▶ _GIVEN INFORMATION_

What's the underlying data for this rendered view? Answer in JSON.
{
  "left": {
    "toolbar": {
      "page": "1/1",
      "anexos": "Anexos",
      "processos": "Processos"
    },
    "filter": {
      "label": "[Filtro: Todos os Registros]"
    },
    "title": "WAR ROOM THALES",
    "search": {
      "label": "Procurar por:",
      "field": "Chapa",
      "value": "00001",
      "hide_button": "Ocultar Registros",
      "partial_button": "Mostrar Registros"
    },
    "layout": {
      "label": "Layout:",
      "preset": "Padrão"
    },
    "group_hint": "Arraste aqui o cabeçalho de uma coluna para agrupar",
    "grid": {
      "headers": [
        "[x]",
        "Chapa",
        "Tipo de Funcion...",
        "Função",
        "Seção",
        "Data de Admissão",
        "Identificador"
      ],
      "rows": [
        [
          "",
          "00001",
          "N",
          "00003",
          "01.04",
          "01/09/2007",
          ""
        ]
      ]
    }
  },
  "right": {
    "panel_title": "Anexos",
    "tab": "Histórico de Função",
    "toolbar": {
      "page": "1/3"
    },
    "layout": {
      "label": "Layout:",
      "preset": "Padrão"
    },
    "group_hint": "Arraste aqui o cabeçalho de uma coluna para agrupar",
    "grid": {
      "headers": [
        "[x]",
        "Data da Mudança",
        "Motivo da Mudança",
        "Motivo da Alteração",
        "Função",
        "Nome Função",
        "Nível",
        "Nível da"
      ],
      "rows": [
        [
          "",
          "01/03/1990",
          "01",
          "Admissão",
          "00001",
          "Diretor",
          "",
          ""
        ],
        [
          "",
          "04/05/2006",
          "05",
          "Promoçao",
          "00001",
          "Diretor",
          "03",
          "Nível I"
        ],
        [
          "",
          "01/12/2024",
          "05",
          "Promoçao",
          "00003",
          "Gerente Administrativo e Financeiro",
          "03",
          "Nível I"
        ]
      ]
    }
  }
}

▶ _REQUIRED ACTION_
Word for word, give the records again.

▶ _EXERCISE OUTPUT_
What's the underlying data for this rendered view? Answer in JSON.
{
  "left": {
    "toolbar": {
      "page": "1/1",
      "anexos": "Anexos",
      "processos": "Processos"
    },
    "filter": {
      "label": "[Filtro: Todos os Registros]"
    },
    "title": "WAR ROOM THALES",
    "search": {
      "label": "Procurar por:",
      "field": "Chapa",
      "value": "00001",
      "hide_button": "Ocultar Registros",
      "partial_button": "Mostrar Registros"
    },
    "layout": {
      "label": "Layout:",
      "preset": "Padrão"
    },
    "group_hint": "Arraste aqui o cabeçalho de uma coluna para agrupar",
    "grid": {
      "headers": [
        "[x]",
        "Chapa",
        "Tipo de Funcion...",
        "Função",
        "Seção",
        "Data de Admissão",
        "Identificador"
      ],
      "rows": [
        [
          "",
          "00001",
          "N",
          "00003",
          "01.04",
          "01/09/2007",
          ""
        ]
      ]
    }
  },
  "right": {
    "panel_title": "Anexos",
    "tab": "Histórico de Função",
    "toolbar": {
      "page": "1/3"
    },
    "layout": {
      "label": "Layout:",
      "preset": "Padrão"
    },
    "group_hint": "Arraste aqui o cabeçalho de uma coluna para agrupar",
    "grid": {
      "headers": [
        "[x]",
        "Data da Mudança",
        "Motivo da Mudança",
        "Motivo da Alteração",
        "Função",
        "Nome Função",
        "Nível",
        "Nível da"
      ],
      "rows": [
        [
          "",
          "01/03/1990",
          "01",
          "Admissão",
          "00001",
          "Diretor",
          "",
          ""
        ],
        [
          "",
          "04/05/2006",
          "05",
          "Promoçao",
          "00001",
          "Diretor",
          "03",
          "Nível I"
        ],
        [
          "",
          "01/12/2024",
          "05",
          "Promoçao",
          "00003",
          "Gerente Administrativo e Financeiro",
          "03",
          "Nível I"
        ]
      ]
    }
  }
}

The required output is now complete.